» Requirement
Pick out every line of the entries below where "قائمة" occurs, and copy those lines.

» Data in this exercise
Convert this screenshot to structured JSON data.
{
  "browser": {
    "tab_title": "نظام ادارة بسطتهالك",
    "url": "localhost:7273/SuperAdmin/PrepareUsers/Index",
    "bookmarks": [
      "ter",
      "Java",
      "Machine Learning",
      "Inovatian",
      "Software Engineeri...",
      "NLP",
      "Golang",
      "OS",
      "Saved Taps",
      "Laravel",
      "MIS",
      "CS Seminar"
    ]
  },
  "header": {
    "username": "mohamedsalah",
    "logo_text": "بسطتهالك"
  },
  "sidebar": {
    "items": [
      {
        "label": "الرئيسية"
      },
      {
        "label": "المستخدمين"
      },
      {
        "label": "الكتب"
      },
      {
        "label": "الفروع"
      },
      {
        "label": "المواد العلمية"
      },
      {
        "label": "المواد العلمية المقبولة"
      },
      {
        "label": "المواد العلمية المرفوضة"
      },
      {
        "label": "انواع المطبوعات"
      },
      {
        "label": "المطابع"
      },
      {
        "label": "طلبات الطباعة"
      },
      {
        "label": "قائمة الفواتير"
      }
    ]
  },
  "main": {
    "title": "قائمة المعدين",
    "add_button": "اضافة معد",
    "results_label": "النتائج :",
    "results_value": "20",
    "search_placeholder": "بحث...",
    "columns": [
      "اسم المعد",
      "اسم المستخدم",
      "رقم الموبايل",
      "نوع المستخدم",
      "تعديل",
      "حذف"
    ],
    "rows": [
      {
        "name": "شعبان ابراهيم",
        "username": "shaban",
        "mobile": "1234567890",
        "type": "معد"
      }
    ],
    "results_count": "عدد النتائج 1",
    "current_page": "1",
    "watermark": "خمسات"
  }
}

» Answer to the problem
        "label": "قائمة الفواتير"
    "title": "قائمة المعدين",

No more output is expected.